    In North America, the term cider refers to the unfiltered juice from pressed apples. Hard cider is a fermented cider containing alcohol. Commercially, apple juice refers to filtered (unfermented) cider. In parts of Europe, the term cider refers to a fermented juice, and hard is not used as an adjective to describe it as alcoholic.

    The difference between hard cider and apple wine is not always distinct, but generally, hard cider is fermented with less sugar and using brewers yeast to alcohol levels between 5-10%. Apple wine is made with more sugar and with wine yeast to alcohol levels between 10-18%.

    Also, most but not all hard ciders are carbonated. Apple wines generally are not, unless they are made as sparkling wine. Carbonation can be done several ways but that's another subject.
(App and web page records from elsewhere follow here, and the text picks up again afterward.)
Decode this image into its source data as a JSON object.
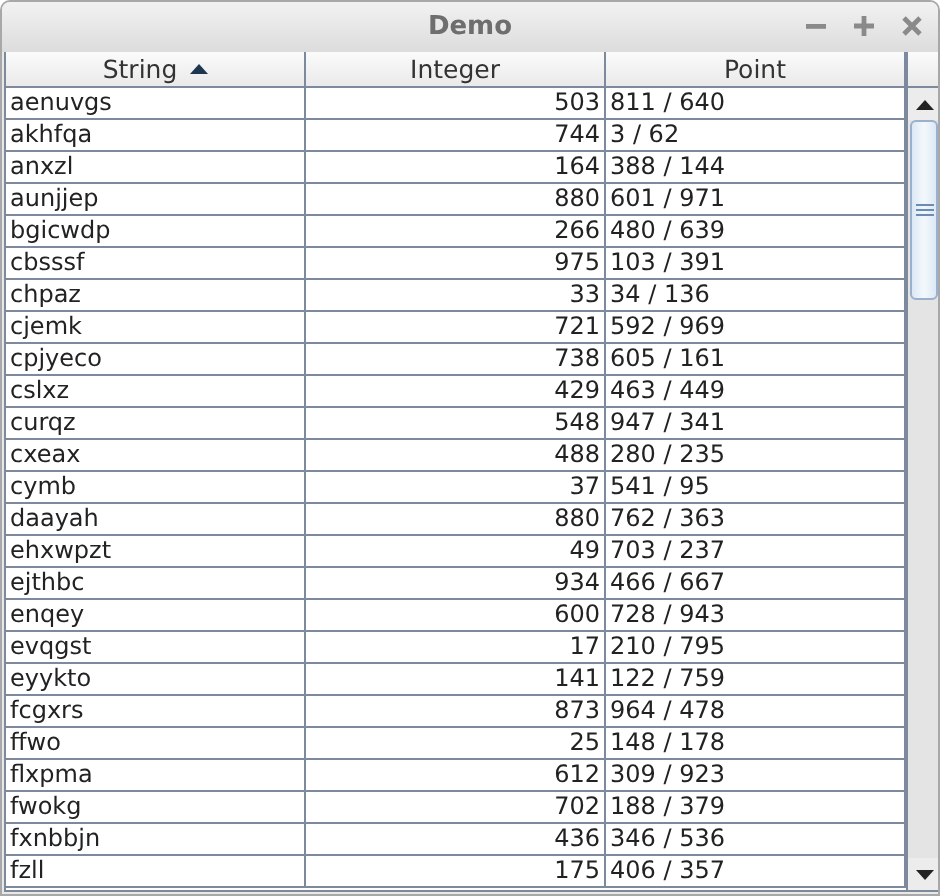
{
  "window": {
    "title": "Demo"
  },
  "table": {
    "columns": [
      {
        "label": "String",
        "sorted": true,
        "numeric": false
      },
      {
        "label": "Integer",
        "sorted": false,
        "numeric": true
      },
      {
        "label": "Point",
        "sorted": false,
        "numeric": false
      }
    ],
    "rows": [
      [
        "aenuvgs",
        "503",
        "811 / 640"
      ],
      [
        "akhfqa",
        "744",
        "3 / 62"
      ],
      [
        "anxzl",
        "164",
        "388 / 144"
      ],
      [
        "aunjjep",
        "880",
        "601 / 971"
      ],
      [
        "bgicwdp",
        "266",
        "480 / 639"
      ],
      [
        "cbsssf",
        "975",
        "103 / 391"
      ],
      [
        "chpaz",
        "33",
        "34 / 136"
      ],
      [
        "cjemk",
        "721",
        "592 / 969"
      ],
      [
        "cpjyeco",
        "738",
        "605 / 161"
      ],
      [
        "cslxz",
        "429",
        "463 / 449"
      ],
      [
        "curqz",
        "548",
        "947 / 341"
      ],
      [
        "cxeax",
        "488",
        "280 / 235"
      ],
      [
        "cymb",
        "37",
        "541 / 95"
      ],
      [
        "daayah",
        "880",
        "762 / 363"
      ],
      [
        "ehxwpzt",
        "49",
        "703 / 237"
      ],
      [
        "ejthbc",
        "934",
        "466 / 667"
      ],
      [
        "enqey",
        "600",
        "728 / 943"
      ],
      [
        "evqgst",
        "17",
        "210 / 795"
      ],
      [
        "eyykto",
        "141",
        "122 / 759"
      ],
      [
        "fcgxrs",
        "873",
        "964 / 478"
      ],
      [
        "ffwo",
        "25",
        "148 / 178"
      ],
      [
        "flxpma",
        "612",
        "309 / 923"
      ],
      [
        "fwokg",
        "702",
        "188 / 379"
      ],
      [
        "fxnbbjn",
        "436",
        "346 / 536"
      ],
      [
        "fzll",
        "175",
        "406 / 357"
      ]
    ]
  }
}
    Beer yeasts don't tolerate high alcohol levels, wine yeasts do. If you use low alcohol tolerant yeasts with a high brix/high sugar content juice, residual unfermented sugars will produce a sweet cider or wine. For instance, I used a sweet mead yeast on a Gewurztraminer which produced a delicate sweet wine. The same Gewurztraminer grapes paired with a high alcohol tolerant yeast made a fine dry wine.